Task description -
Could you give the data that follows again exactly, without its pictures?

▬▬▬▬▬▬

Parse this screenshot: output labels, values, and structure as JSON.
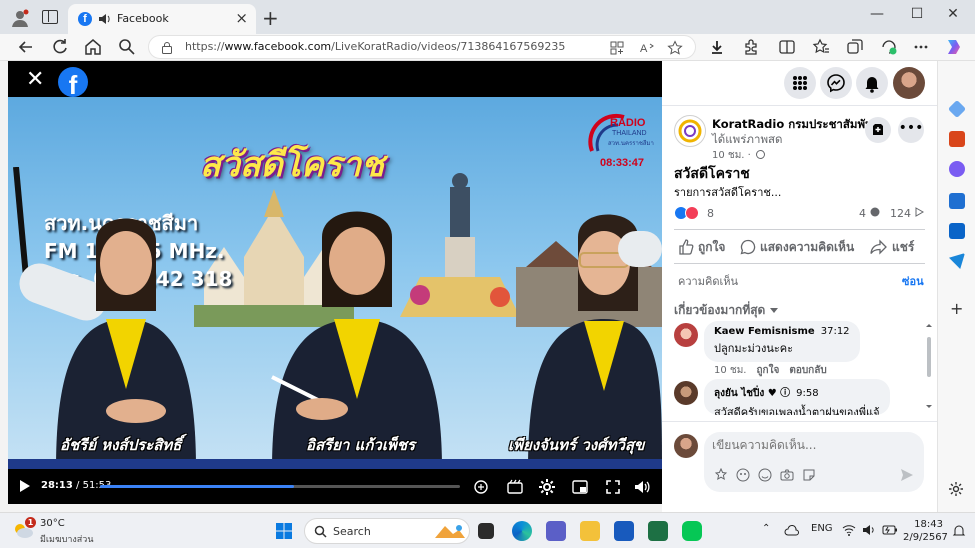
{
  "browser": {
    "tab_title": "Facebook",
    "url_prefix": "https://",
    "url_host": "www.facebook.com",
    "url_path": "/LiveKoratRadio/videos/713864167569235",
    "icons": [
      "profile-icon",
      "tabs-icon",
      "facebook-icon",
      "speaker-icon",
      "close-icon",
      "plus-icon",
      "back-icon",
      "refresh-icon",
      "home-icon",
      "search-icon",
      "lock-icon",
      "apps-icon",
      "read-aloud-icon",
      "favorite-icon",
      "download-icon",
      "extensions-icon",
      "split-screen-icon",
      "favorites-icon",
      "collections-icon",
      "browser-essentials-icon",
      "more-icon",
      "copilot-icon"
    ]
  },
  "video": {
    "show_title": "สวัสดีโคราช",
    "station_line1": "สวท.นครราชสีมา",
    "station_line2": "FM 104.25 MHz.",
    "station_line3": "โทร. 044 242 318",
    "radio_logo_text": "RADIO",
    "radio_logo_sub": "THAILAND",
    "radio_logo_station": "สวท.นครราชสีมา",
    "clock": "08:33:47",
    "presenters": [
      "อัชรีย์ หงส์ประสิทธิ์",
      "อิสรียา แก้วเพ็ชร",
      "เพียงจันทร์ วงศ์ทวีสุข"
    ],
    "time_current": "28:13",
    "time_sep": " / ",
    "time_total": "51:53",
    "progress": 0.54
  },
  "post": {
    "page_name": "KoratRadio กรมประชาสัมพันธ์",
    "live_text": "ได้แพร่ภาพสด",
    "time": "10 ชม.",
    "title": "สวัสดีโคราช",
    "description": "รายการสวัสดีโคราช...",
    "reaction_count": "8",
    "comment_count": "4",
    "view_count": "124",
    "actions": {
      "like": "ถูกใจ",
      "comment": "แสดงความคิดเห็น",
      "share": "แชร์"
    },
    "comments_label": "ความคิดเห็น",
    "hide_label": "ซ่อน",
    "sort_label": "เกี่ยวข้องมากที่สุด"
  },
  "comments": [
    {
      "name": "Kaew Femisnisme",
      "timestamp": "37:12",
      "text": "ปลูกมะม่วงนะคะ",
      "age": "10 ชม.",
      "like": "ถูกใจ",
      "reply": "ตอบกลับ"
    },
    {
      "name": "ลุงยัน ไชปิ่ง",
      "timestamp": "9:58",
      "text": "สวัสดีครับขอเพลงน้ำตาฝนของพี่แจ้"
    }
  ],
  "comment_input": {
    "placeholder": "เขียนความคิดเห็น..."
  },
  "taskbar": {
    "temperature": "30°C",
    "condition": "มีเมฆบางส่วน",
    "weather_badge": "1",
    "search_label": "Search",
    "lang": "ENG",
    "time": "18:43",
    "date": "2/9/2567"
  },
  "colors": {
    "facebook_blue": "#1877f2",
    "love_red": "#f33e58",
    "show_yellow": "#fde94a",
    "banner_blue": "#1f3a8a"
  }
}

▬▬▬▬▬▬

Exercise result -
Parse this screenshot: output labels, values, and structure as JSON.
{
  "browser": {
    "tab_title": "Facebook",
    "url_prefix": "https://",
    "url_host": "www.facebook.com",
    "url_path": "/LiveKoratRadio/videos/713864167569235",
    "icons": [
      "profile-icon",
      "tabs-icon",
      "facebook-icon",
      "speaker-icon",
      "close-icon",
      "plus-icon",
      "back-icon",
      "refresh-icon",
      "home-icon",
      "search-icon",
      "lock-icon",
      "apps-icon",
      "read-aloud-icon",
      "favorite-icon",
      "download-icon",
      "extensions-icon",
      "split-screen-icon",
      "favorites-icon",
      "collections-icon",
      "browser-essentials-icon",
      "more-icon",
      "copilot-icon"
    ]
  },
  "video": {
    "show_title": "สวัสดีโคราช",
    "station_line1": "สวท.นครราชสีมา",
    "station_line2": "FM 104.25 MHz.",
    "station_line3": "โทร. 044 242 318",
    "radio_logo_text": "RADIO",
    "radio_logo_sub": "THAILAND",
    "radio_logo_station": "สวท.นครราชสีมา",
    "clock": "08:33:47",
    "presenters": [
      "อัชรีย์ หงส์ประสิทธิ์",
      "อิสรียา แก้วเพ็ชร",
      "เพียงจันทร์ วงศ์ทวีสุข"
    ],
    "time_current": "28:13",
    "time_sep": " / ",
    "time_total": "51:53",
    "progress": 0.54
  },
  "post": {
    "page_name": "KoratRadio กรมประชาสัมพันธ์",
    "live_text": "ได้แพร่ภาพสด",
    "time": "10 ชม.",
    "title": "สวัสดีโคราช",
    "description": "รายการสวัสดีโคราช...",
    "reaction_count": "8",
    "comment_count": "4",
    "view_count": "124",
    "actions": {
      "like": "ถูกใจ",
      "comment": "แสดงความคิดเห็น",
      "share": "แชร์"
    },
    "comments_label": "ความคิดเห็น",
    "hide_label": "ซ่อน",
    "sort_label": "เกี่ยวข้องมากที่สุด"
  },
  "comments": [
    {
      "name": "Kaew Femisnisme",
      "timestamp": "37:12",
      "text": "ปลูกมะม่วงนะคะ",
      "age": "10 ชม.",
      "like": "ถูกใจ",
      "reply": "ตอบกลับ"
    },
    {
      "name": "ลุงยัน ไชปิ่ง",
      "timestamp": "9:58",
      "text": "สวัสดีครับขอเพลงน้ำตาฝนของพี่แจ้"
    }
  ],
  "comment_input": {
    "placeholder": "เขียนความคิดเห็น..."
  },
  "taskbar": {
    "temperature": "30°C",
    "condition": "มีเมฆบางส่วน",
    "weather_badge": "1",
    "search_label": "Search",
    "lang": "ENG",
    "time": "18:43",
    "date": "2/9/2567"
  },
  "colors": {
    "facebook_blue": "#1877f2",
    "love_red": "#f33e58",
    "show_yellow": "#fde94a",
    "banner_blue": "#1f3a8a"
  }
}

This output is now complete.